Without the images, write out all of the following entries exactly.

#### RECORDS SUPPLIED ####

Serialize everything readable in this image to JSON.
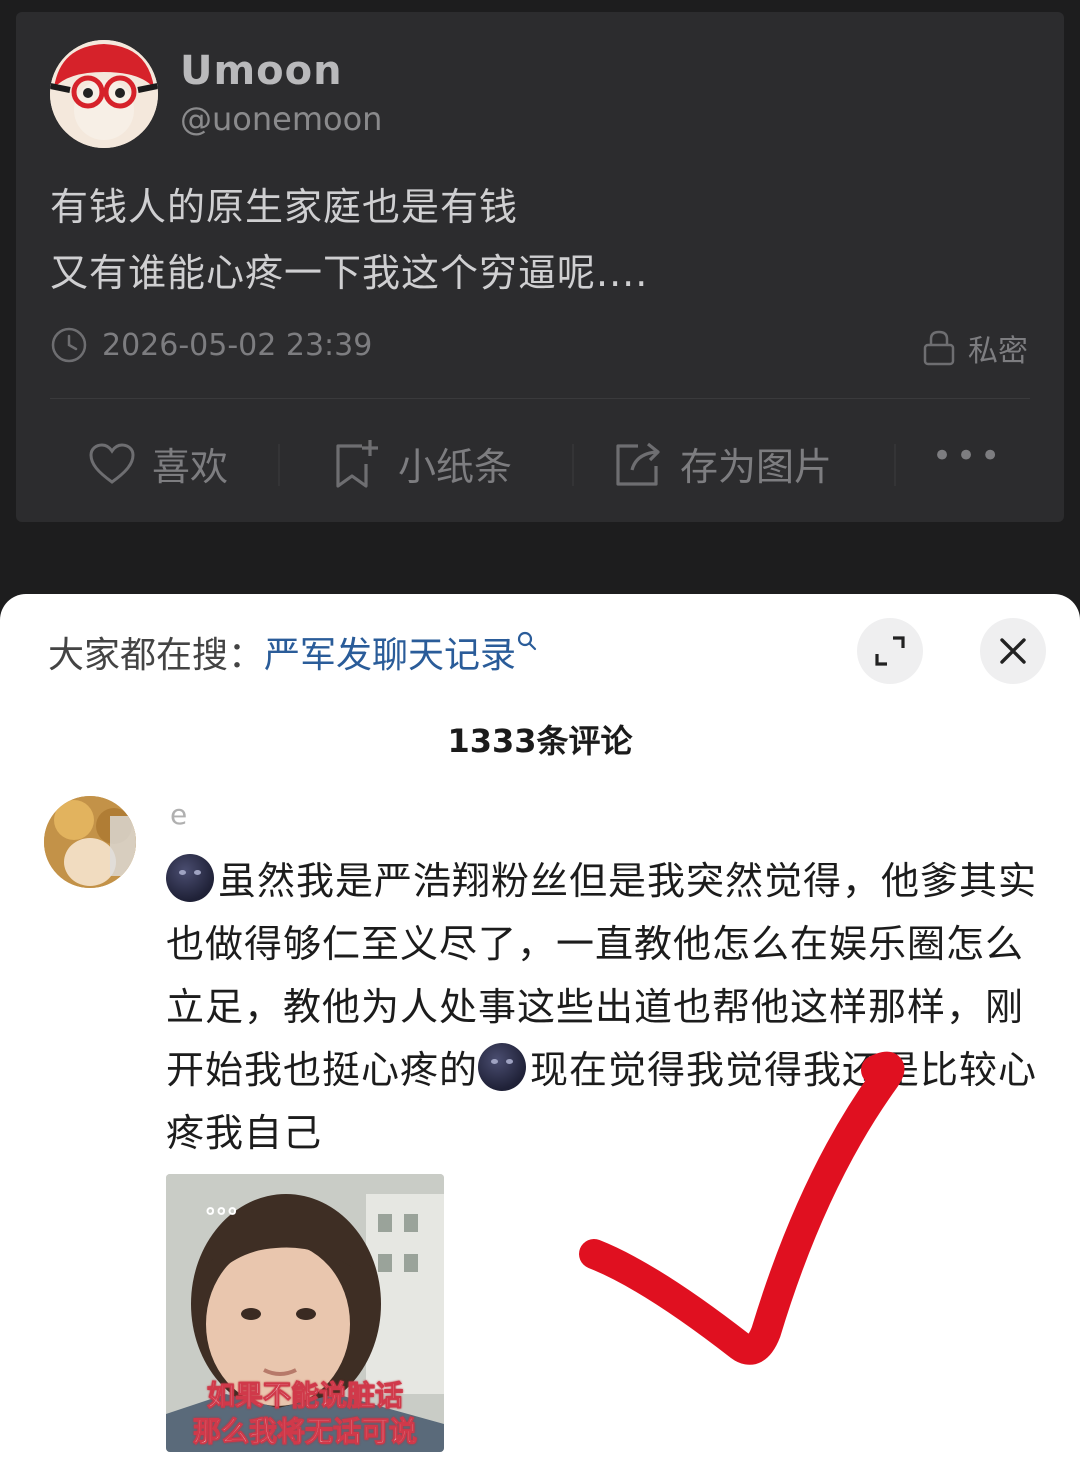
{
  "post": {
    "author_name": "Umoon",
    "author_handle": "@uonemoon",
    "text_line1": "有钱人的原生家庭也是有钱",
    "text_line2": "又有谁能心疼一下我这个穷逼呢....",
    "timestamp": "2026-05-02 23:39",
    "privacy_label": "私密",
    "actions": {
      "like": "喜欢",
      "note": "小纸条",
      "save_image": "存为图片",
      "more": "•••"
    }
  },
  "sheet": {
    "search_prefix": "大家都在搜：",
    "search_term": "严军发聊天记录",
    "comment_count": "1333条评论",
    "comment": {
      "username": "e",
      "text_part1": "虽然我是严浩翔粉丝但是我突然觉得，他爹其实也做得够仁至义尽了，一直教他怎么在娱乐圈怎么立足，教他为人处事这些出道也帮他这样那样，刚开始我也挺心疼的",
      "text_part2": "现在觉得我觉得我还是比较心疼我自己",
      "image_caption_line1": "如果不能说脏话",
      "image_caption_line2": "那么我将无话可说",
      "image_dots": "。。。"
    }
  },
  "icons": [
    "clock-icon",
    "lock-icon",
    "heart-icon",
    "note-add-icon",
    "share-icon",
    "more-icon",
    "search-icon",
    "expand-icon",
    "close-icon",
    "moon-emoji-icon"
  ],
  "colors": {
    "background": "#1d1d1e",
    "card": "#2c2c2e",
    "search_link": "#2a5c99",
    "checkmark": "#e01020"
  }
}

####

REPLY:
Serialize everything readable in this image to JSON.
{
  "post": {
    "author_name": "Umoon",
    "author_handle": "@uonemoon",
    "text_line1": "有钱人的原生家庭也是有钱",
    "text_line2": "又有谁能心疼一下我这个穷逼呢....",
    "timestamp": "2026-05-02 23:39",
    "privacy_label": "私密",
    "actions": {
      "like": "喜欢",
      "note": "小纸条",
      "save_image": "存为图片",
      "more": "•••"
    }
  },
  "sheet": {
    "search_prefix": "大家都在搜：",
    "search_term": "严军发聊天记录",
    "comment_count": "1333条评论",
    "comment": {
      "username": "e",
      "text_part1": "虽然我是严浩翔粉丝但是我突然觉得，他爹其实也做得够仁至义尽了，一直教他怎么在娱乐圈怎么立足，教他为人处事这些出道也帮他这样那样，刚开始我也挺心疼的",
      "text_part2": "现在觉得我觉得我还是比较心疼我自己",
      "image_caption_line1": "如果不能说脏话",
      "image_caption_line2": "那么我将无话可说",
      "image_dots": "。。。"
    }
  },
  "icons": [
    "clock-icon",
    "lock-icon",
    "heart-icon",
    "note-add-icon",
    "share-icon",
    "more-icon",
    "search-icon",
    "expand-icon",
    "close-icon",
    "moon-emoji-icon"
  ],
  "colors": {
    "background": "#1d1d1e",
    "card": "#2c2c2e",
    "search_link": "#2a5c99",
    "checkmark": "#e01020"
  }
}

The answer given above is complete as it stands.